Tell us a bit about The Global Center for Advanced Studies (GCAS)? What sparked the idea?

Creston: The Center was put together in early 2013 by Patrick Provost-Smith and me, but over the past two months or so, Jason Adams joined me as Co-Director. In this more recent period, GCAS has taken off with breathtaking force. Both Jason and I have always put on big conferences by bringing theorists, artists, activists, workers, and farmers together to create new connections and address the intersection of injustice and theory, so this is something we already had in common.

At the same time, I realized that the humanities and social sciences in the academy were dying, especially given the pressure from the corporate take over and how the administrators are becoming simple robots to the lawyers and wealthy boards of directors. So we thought: why don't we actually do something about this rather than just sitting around resting on our laurels.

Why is there a need for a new form of educational pedagogy? What is wrong with the current institutions?

Jason: The problem with current institutions, at least in the U.S., is twofold: first, you have elite, private institutions like those Creston and I taught at after graduating (and that he studied at prior to graduating); second, you have popular, public institutions like those that I attended before graduating. In the age of advanced neoliberalism, these are, really, becoming two sides of the same coin, and it's no secret that real thinking and learning happens only rarely in either context.

The elite, private institutions may not be faced with the same funding problems as popular, public institutions, but they are vastly unaffordable for the vast majority, serving largely as wealth-reproduction machines or "feeder schools" for the financial industry.

Of course, that leads me to my next question, the million-dollar question: Is this going to be an expensive school to attend? Finances seem to be a sticky issue across the global landscape of academia. How is GCAS going to set itself apart from what seems to be quite a practical issue?

Creston: The GCAS is absolutely committed to not only providing a free (i.e., non-corporate) venue in which the leading theorists, artists, architects, etc. and students can explore and create new futures and worlds, but we are going to do this by cutting the tuition costs as much as possible -- well below that of elite, private institutions, for instance. We can do this because of the unique infrastructure that we are designing.

We champion a free-form academic structure that doesn't have to expend all types of resources to maintain dinosaur buildings, an army of over-remunerated administrators and a single, territorial place; we are already located all over the planet. Of course we have plans on establishing several collaborative campuses either interoperationally with existing institutions or at some point, our own as well, but we're going to do so using the most efficient and environmentally friendly techniques that draw on the genius of our professors, faculty members, and students.

Philosopher Gilles Deleuze once said: "The fundamental problem of political philosophy is still precisely the one that Spinoza saw so clearly (and that Wilhelm Reich rediscovered): Why do men fight for their servitude as stubbornly as though it were their salvation?" -- Has the university become a place where people have come to fight for their own servitude? If so, how will GCAS counteract this?
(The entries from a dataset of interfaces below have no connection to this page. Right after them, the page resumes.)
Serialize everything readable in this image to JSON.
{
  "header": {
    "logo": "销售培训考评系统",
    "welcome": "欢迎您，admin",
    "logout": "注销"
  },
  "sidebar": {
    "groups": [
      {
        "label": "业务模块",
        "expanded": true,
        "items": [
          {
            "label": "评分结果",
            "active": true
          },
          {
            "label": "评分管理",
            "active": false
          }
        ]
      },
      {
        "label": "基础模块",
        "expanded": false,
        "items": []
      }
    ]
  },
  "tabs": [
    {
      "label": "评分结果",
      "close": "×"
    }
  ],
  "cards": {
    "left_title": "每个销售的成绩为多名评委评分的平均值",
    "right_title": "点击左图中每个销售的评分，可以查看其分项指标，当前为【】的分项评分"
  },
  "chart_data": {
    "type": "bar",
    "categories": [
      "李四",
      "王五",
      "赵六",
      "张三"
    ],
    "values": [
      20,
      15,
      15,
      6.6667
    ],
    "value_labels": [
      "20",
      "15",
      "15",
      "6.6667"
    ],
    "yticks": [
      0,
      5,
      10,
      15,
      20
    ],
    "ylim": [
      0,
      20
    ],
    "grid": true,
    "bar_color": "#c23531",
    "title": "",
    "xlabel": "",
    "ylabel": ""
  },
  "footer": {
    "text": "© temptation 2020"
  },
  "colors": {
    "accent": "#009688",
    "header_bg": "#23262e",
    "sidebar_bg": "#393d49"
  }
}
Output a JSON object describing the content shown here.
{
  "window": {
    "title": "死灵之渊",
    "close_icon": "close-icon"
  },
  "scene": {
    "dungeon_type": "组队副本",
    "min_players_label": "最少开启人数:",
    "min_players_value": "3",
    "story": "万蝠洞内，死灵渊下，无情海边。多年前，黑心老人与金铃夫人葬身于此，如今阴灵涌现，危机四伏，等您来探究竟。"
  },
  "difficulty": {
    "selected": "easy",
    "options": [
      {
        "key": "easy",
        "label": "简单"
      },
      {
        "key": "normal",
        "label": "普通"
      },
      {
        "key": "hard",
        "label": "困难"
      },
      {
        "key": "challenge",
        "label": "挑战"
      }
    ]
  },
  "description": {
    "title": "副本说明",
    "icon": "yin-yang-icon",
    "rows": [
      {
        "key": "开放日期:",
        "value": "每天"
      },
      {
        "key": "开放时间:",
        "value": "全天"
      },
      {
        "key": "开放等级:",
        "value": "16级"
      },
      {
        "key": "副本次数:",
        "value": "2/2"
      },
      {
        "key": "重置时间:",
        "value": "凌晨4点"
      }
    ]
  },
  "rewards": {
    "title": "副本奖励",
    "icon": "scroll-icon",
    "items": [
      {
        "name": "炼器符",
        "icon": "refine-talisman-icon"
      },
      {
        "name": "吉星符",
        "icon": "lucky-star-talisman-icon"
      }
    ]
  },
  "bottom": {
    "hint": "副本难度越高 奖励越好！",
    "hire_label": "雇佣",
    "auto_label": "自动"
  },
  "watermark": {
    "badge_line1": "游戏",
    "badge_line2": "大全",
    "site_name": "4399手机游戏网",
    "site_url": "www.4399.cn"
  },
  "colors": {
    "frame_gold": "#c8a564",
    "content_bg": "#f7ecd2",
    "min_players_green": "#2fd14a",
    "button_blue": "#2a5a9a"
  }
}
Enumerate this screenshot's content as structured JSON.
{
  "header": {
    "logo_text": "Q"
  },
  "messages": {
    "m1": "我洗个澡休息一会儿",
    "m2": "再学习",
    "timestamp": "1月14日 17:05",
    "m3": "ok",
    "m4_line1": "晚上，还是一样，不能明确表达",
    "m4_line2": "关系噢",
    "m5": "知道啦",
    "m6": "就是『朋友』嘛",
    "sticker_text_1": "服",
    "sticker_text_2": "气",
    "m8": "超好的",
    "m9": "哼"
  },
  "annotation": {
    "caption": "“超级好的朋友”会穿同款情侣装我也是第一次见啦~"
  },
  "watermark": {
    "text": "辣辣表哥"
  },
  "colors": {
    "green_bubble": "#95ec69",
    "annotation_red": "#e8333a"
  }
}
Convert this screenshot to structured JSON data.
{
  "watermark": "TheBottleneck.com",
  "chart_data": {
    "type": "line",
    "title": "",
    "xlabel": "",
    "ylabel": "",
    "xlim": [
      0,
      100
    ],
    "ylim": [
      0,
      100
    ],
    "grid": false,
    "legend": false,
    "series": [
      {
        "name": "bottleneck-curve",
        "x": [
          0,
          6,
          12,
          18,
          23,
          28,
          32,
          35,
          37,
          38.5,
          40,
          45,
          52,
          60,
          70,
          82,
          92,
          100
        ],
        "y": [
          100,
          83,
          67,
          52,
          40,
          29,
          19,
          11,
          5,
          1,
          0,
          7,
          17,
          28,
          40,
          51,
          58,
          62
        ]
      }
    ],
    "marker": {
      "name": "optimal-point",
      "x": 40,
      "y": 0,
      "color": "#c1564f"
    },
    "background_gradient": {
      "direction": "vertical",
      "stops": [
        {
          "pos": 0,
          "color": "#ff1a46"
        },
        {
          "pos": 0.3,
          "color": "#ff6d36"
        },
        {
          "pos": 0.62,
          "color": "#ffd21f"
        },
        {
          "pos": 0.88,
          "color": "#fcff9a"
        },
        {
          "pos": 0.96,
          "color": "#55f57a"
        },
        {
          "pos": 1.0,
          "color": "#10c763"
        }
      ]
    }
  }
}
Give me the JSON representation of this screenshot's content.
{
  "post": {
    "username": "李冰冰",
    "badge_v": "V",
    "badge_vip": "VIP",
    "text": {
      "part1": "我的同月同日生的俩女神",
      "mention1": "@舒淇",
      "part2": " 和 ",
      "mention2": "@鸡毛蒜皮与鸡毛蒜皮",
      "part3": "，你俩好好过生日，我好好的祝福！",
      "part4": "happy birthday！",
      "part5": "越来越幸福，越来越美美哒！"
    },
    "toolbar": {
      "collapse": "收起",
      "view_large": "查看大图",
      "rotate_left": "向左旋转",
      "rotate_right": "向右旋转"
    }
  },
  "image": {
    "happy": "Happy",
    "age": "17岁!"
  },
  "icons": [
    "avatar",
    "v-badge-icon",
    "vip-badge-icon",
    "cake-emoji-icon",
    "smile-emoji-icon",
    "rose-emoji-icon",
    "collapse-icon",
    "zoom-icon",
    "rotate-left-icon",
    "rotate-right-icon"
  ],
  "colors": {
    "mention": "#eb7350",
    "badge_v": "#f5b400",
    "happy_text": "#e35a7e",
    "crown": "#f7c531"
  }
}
Creston: Wow, that's a brilliant and insightful question, George. Growing up poor, I have had to fight for everything, and even a few years ago when I got deadly sick and my spouse divorced me, it proved once again that one has to struggle and fight to stay alive. But too often people just settle for the boring, I mean just look at suburbia and you know it's an aesthetic of death. No one actually lives in suburbia -- they go there to die. No wonder it looks like a big-ass retirement community, and all the dogs who speak for humans as they yip and yap at all the neighbors just for walking by. So part of creating the GCAS is actually doing philosophy -- a philosophy of life that refuses death. Philosophy should be about liberation and resurrection and not about conforming to a sad aesthetic society of suburban death that the wealthy colleges and universities only ever reproduce.

Find out more about The Global Center For Advanced Studies.